The early melting of snow in the Alps is not just bad news for ardent skiers and for those who are dependent on the money they earn during the winter sports season: Alpine plants are in danger, too.
Rising temperatures due to climate change are also having a negative impact deep below the surface of the ground.
New research by scientists at the University of Manchester in the UK demonstrates that warming in the area is threatening microbes which live in the Alpine soils.
The microbes play a critical role in supporting life forms above ground, recycling key nutrients upon which animals, plants—and humans—depend.
The microbes also control the amount of carbon stored in the soil: if the cycle of microbial activity is disrupted, then more carbon is released into the atmosphere, resulting in further global warming.
Arthur Broadbent, lead author of a research paper in the ISME Journal, says climate change is having an alarming impact on microbial communities in Alpine soils.
During the winter, microbes in those soils depend on snow to act as an insulating blanket, allowing them to continue to work throughout the cold months. But “using a high-alpine experiment in the Austrian Alps, we discovered that spring snowmelt triggers an abrupt seasonal transition in soil microbial communities, which is closely linked to rapid shifts in carbon and nitrogen cycling,” he said.
The researchers say climate change in the Alps is taking place at double the global average rate. Separate research indicates that profound changes are happening in the Alps and in many other mountainous regions around the world.
In February, a flash flood in Uttarakhand in northern India killed nearly 70 people, with 136 more missing and now presumed dead. Most scientists believe the warming climate was the cause of the glacier melt which triggered the disaster.
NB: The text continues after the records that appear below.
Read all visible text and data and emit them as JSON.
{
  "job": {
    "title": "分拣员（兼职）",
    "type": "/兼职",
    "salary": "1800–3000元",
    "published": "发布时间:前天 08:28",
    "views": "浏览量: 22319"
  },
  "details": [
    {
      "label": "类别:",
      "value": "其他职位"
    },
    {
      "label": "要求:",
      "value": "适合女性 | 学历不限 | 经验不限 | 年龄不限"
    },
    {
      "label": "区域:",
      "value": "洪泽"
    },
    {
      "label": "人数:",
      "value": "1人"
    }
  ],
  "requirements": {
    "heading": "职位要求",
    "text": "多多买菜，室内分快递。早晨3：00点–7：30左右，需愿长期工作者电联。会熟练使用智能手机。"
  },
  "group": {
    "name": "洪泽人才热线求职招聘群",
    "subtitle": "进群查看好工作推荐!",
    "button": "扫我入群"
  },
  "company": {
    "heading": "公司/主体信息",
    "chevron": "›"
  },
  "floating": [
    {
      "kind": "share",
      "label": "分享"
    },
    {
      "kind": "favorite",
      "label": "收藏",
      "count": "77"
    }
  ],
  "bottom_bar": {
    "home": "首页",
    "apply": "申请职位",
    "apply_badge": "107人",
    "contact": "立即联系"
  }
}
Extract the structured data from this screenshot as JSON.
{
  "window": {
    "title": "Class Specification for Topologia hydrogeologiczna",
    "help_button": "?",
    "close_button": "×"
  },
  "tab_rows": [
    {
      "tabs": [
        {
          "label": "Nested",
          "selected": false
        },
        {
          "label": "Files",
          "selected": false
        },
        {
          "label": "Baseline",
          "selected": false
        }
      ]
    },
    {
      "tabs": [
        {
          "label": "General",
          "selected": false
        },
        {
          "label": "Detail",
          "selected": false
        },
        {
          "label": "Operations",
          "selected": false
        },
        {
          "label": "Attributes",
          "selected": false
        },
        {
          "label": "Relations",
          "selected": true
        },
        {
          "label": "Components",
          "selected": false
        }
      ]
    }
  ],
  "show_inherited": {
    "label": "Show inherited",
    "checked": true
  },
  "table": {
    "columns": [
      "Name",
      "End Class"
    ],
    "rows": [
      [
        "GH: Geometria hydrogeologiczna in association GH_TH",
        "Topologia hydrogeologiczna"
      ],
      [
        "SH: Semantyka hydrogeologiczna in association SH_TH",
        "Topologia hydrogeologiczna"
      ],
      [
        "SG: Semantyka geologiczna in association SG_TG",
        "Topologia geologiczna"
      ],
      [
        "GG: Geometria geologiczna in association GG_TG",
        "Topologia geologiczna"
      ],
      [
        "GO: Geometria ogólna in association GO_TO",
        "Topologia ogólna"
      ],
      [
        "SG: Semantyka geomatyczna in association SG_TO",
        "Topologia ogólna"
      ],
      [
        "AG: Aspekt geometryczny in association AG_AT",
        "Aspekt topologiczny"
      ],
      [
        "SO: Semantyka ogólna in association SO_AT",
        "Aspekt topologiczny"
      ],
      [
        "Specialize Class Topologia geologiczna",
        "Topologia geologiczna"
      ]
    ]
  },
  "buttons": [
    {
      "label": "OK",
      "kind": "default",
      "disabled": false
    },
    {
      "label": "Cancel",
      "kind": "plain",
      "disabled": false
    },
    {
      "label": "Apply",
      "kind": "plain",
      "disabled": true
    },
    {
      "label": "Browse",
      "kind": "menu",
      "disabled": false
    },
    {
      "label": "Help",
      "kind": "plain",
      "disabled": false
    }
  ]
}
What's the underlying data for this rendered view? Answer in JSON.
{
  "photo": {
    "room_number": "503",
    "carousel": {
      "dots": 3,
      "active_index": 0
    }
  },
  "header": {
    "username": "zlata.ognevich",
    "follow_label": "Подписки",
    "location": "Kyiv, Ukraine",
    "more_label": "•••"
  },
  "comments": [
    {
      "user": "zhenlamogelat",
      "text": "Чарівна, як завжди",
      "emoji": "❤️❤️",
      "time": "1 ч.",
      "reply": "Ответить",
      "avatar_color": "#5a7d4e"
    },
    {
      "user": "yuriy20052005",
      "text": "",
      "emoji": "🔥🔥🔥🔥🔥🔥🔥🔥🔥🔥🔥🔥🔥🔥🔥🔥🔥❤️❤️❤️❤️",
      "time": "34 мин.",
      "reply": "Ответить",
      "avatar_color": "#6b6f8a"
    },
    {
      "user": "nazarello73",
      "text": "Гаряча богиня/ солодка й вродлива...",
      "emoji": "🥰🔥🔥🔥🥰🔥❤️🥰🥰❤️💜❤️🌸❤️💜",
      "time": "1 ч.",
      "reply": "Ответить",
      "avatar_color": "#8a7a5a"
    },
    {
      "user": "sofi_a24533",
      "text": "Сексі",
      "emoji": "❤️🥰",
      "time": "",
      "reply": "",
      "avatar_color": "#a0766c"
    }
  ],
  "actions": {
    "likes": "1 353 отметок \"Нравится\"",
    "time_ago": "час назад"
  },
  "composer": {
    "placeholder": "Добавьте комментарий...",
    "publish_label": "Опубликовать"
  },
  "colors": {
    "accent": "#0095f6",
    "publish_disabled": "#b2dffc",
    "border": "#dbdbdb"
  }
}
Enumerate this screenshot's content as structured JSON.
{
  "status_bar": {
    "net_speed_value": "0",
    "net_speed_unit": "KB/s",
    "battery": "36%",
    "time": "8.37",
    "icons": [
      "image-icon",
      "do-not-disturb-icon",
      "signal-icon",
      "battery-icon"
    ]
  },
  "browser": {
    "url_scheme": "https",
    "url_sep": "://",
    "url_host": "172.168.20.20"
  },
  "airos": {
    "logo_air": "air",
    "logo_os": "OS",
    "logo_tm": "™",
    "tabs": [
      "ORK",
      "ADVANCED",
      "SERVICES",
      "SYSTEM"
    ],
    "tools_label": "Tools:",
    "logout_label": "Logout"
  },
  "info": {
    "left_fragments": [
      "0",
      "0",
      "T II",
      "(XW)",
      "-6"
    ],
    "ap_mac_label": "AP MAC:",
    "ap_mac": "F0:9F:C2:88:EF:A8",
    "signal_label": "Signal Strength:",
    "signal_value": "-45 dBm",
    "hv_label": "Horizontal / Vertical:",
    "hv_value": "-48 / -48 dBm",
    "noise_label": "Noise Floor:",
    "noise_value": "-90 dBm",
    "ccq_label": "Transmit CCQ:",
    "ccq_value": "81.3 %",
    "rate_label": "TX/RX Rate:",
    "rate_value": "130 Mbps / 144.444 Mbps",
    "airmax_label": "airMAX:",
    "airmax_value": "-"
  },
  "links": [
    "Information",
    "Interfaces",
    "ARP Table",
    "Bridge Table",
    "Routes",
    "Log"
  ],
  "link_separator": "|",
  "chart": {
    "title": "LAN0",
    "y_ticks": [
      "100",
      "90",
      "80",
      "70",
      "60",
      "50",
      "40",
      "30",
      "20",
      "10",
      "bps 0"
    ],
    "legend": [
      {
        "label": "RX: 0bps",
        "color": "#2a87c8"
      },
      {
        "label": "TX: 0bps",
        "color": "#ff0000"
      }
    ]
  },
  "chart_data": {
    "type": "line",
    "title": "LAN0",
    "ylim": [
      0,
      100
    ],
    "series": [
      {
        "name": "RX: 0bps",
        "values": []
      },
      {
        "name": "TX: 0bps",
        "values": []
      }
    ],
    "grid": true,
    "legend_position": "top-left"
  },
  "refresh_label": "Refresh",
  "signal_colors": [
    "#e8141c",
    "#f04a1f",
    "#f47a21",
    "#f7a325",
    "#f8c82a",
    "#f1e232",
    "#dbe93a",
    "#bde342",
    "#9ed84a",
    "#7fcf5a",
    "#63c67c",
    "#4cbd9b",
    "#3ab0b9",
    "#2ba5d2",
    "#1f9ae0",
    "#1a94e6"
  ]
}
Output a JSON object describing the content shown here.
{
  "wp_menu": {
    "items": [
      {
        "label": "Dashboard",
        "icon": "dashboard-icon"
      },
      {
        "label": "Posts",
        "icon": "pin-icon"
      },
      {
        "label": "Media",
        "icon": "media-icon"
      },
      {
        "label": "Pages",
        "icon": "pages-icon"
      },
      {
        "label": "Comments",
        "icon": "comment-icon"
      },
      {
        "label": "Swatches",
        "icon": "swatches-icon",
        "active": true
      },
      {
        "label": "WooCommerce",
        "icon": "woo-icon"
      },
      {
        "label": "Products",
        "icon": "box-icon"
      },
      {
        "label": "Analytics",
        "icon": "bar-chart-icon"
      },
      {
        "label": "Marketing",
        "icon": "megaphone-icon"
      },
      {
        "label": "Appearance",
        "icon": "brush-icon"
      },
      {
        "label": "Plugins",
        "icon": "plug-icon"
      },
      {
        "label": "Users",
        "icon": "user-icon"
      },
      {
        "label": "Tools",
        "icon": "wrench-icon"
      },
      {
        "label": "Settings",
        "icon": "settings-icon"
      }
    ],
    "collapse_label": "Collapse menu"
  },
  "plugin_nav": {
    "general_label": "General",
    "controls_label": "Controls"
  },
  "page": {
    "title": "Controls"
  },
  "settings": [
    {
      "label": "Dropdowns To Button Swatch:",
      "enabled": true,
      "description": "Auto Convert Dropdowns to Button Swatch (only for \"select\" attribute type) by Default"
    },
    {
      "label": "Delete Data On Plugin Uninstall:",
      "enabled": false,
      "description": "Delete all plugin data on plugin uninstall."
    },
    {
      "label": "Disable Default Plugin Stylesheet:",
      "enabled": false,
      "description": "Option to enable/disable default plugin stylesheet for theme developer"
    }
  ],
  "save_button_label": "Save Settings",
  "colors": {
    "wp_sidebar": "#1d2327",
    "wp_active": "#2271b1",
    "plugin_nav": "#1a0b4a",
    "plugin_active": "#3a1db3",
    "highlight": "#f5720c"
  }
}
There are predictions that over the next 80 years more than 90% of glacier ice in the Alpine region will be lost due to ever-rising temperatures.
“Snowmelt is predicted to occur 50 to 130 days earlier in alpine regions due to climate change by the end of the century,” Broadbent said.
“Using experimental manipulations, we demonstrated that earlier snowmelt, of even just 10 days, leads to an earlier seasonal transition in microbial communities and biogeochemical cycling.”
The research paper says changes in the microbial cycle caused by snow melt will result in less carbon being retained in the soil and so have a negative impact on the growth and productivity of plants.
“This would negatively affect agricultural production and disrupt natural ecosystems. It will also alter annual carbon fluxes in these ecosystems with the potential to cause further climate warming.”
The authors conclude with a clear warning: “More extreme advances in snowmelt timing are forecast for the end of the century.” – Climate News Network